Task directions: Scan the data below for the string "this". Copy every line where it appears.

Dataset records:
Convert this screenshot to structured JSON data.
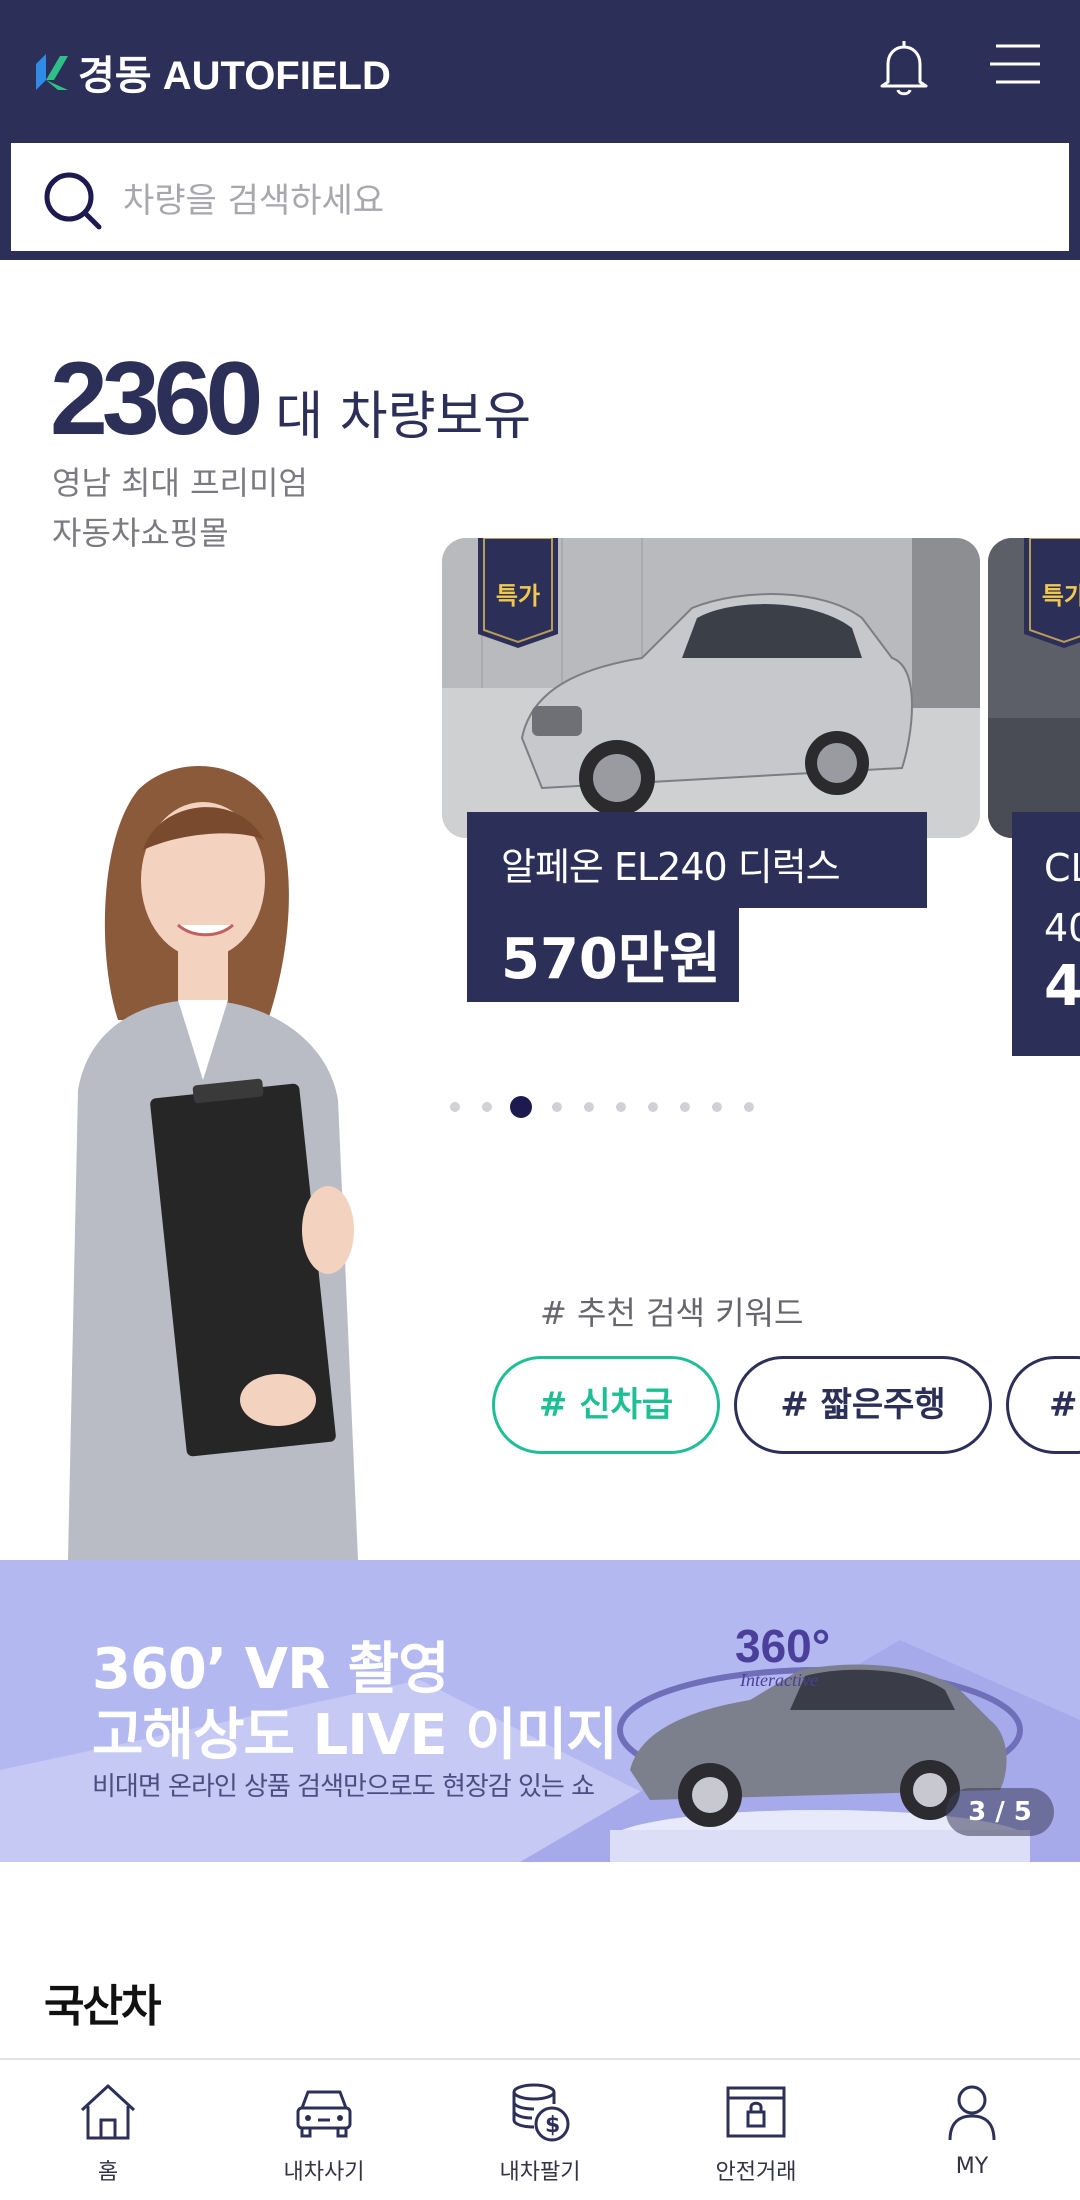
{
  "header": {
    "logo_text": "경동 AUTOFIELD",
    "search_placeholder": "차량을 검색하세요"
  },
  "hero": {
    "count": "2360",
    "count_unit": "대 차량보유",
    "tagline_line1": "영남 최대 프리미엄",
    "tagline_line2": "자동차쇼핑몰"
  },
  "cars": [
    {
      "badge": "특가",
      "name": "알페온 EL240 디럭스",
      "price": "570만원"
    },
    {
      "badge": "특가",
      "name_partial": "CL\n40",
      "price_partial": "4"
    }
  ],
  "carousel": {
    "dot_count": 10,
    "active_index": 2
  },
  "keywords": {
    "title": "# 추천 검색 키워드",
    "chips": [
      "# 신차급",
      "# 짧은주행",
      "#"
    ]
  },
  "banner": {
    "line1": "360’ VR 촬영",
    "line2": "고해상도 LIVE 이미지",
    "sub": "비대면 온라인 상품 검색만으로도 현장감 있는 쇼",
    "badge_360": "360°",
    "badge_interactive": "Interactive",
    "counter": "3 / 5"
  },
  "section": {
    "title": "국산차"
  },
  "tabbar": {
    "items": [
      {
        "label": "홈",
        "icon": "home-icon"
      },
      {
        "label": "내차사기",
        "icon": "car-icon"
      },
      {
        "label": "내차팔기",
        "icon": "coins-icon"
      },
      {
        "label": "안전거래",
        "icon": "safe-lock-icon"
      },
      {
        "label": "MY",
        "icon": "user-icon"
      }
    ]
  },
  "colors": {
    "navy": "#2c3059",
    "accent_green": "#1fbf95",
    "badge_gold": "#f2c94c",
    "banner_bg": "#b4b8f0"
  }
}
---
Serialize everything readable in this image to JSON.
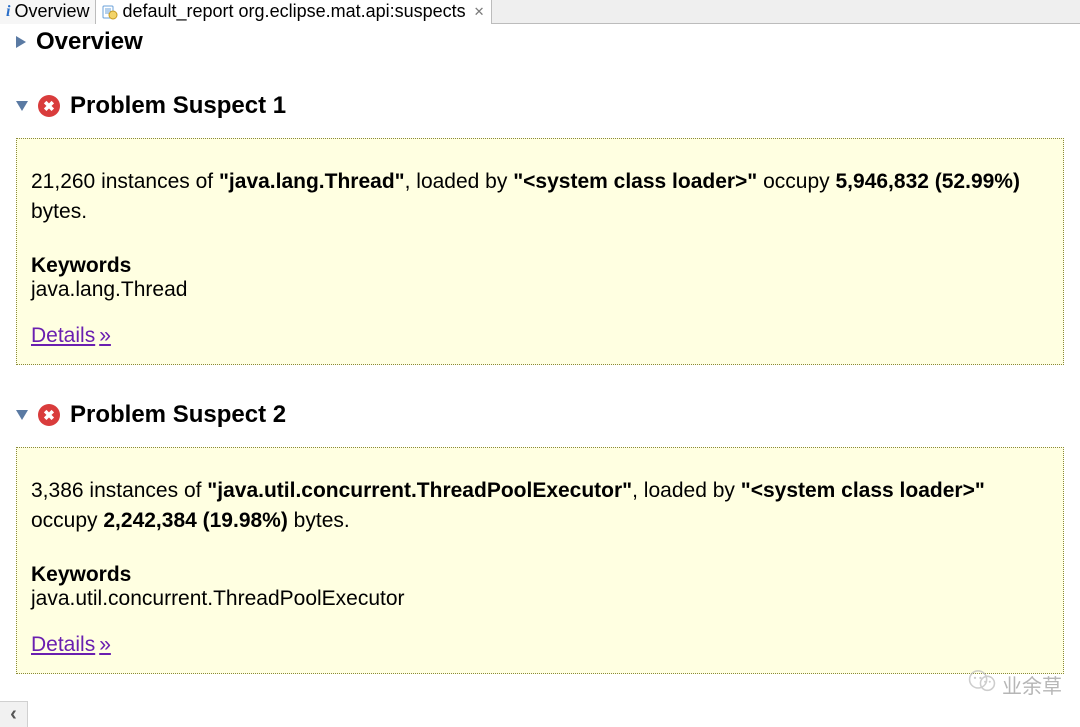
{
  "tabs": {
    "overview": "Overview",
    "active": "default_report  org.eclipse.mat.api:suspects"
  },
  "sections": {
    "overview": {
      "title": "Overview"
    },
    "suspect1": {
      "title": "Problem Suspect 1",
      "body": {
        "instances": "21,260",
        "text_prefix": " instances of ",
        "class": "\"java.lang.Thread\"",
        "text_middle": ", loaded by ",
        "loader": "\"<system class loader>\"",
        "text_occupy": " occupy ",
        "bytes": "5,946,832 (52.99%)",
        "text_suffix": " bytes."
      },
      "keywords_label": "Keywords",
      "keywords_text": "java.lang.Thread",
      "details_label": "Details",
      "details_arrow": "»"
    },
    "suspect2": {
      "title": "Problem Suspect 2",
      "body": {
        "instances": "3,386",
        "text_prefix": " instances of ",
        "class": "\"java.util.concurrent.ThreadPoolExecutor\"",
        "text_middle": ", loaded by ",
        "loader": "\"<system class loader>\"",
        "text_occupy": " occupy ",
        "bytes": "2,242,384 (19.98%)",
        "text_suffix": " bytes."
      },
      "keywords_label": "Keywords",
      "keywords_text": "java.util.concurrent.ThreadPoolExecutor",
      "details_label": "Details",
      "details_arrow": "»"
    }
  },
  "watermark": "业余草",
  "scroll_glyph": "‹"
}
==
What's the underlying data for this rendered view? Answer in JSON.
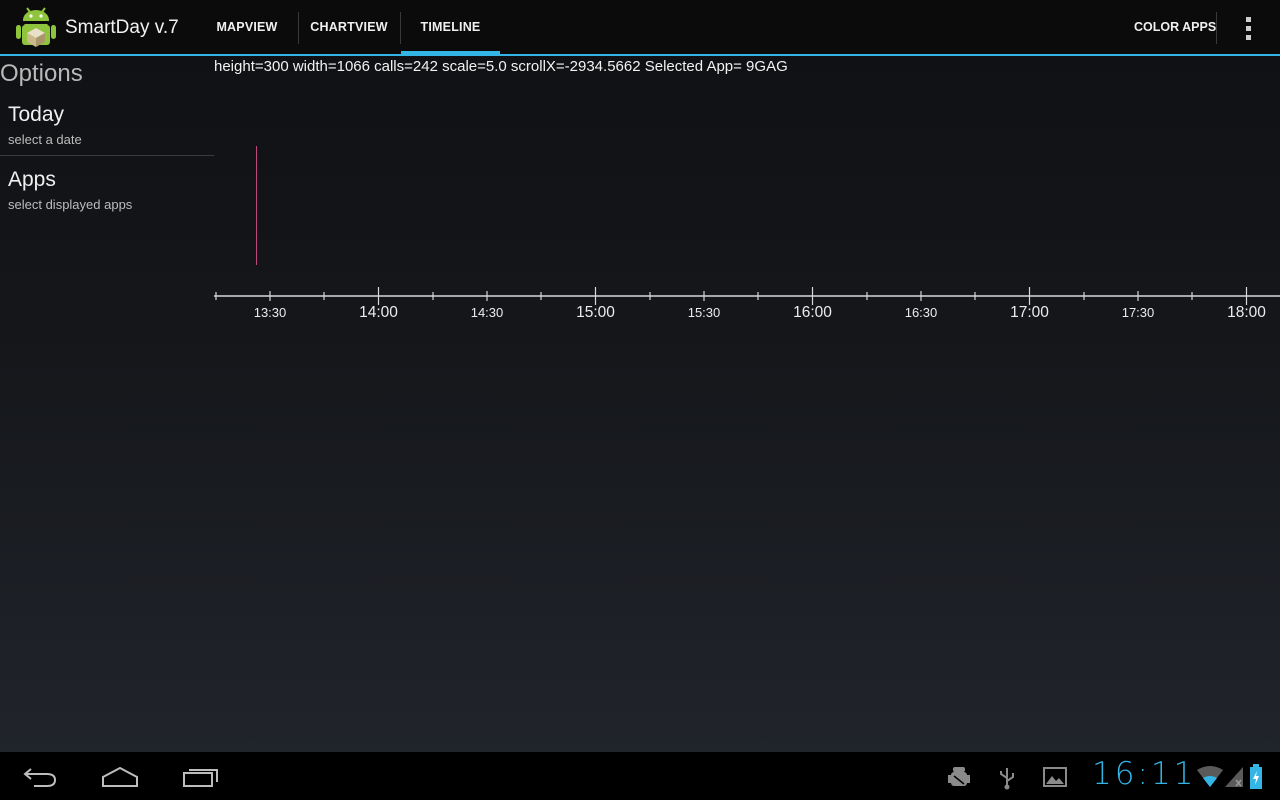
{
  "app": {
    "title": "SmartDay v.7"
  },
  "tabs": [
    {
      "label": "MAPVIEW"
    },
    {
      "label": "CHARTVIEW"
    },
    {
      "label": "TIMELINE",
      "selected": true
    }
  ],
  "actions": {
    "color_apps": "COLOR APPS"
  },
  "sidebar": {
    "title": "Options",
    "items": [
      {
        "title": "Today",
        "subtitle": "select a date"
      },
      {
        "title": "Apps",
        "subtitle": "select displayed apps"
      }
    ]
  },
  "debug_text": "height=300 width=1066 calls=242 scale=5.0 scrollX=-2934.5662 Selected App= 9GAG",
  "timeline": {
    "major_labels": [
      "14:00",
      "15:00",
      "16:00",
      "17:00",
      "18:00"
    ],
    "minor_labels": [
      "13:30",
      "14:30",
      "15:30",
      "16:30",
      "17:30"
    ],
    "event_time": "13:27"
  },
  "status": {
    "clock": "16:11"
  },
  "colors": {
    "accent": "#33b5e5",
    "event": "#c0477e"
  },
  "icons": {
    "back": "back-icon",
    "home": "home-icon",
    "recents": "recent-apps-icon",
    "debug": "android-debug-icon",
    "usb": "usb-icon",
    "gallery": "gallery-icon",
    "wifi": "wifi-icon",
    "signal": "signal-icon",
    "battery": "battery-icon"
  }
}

Written answer:
Convert this screenshot to structured JSON data.
Serialize everything readable in this image to JSON.
What's the underlying data for this rendered view? Answer in JSON.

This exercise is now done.